What you will do - Below are the entries; output exactly the lines from the one containing "Give me the" through the final line, inclusive.

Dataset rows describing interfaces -
↓

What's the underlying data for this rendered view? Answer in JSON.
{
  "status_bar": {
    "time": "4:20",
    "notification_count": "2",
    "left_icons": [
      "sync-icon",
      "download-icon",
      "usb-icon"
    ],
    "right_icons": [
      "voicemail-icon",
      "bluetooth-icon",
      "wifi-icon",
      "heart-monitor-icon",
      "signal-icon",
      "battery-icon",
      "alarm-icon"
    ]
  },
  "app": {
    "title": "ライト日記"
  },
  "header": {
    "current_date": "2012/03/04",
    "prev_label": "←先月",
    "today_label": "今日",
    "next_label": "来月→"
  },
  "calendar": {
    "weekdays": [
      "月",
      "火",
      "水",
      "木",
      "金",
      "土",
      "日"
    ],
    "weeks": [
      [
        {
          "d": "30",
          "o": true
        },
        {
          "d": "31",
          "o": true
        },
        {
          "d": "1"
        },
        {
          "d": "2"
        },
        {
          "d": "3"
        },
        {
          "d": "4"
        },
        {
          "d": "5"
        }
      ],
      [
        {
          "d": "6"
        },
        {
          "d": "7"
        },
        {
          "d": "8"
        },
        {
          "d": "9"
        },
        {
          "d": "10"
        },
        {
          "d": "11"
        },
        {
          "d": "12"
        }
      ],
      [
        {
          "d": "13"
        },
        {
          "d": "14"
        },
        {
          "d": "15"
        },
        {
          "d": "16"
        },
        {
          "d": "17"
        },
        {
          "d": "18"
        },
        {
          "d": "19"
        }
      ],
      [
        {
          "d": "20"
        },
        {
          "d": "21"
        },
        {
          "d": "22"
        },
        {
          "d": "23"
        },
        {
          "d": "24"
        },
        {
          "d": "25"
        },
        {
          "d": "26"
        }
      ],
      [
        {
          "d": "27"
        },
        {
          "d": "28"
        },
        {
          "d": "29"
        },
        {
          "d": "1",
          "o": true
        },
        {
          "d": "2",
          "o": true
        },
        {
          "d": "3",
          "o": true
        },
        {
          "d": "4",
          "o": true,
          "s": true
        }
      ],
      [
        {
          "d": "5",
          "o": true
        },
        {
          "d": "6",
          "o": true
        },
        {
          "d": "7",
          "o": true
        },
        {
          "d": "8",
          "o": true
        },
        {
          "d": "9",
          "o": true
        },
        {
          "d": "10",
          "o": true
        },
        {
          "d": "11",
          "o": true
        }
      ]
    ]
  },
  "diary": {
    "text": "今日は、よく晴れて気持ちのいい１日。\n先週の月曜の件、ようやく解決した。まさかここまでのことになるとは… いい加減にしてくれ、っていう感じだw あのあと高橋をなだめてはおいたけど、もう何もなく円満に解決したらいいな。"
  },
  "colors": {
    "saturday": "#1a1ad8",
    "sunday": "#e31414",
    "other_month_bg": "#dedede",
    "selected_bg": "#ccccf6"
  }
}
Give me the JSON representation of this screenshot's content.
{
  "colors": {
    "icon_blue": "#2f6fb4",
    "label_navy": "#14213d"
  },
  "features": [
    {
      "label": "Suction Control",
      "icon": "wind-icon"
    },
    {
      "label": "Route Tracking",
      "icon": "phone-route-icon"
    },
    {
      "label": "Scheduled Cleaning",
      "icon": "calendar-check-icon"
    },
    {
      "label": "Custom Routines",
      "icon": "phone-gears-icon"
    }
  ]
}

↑

Response -
Give me the JSON representation of this screenshot's content.
{
  "colors": {
    "icon_blue": "#2f6fb4",
    "label_navy": "#14213d"
  },
  "features": [
    {
      "label": "Suction Control",
      "icon": "wind-icon"
    },
    {
      "label": "Route Tracking",
      "icon": "phone-route-icon"
    },
    {
      "label": "Scheduled Cleaning",
      "icon": "calendar-check-icon"
    },
    {
      "label": "Custom Routines",
      "icon": "phone-gears-icon"
    }
  ]
}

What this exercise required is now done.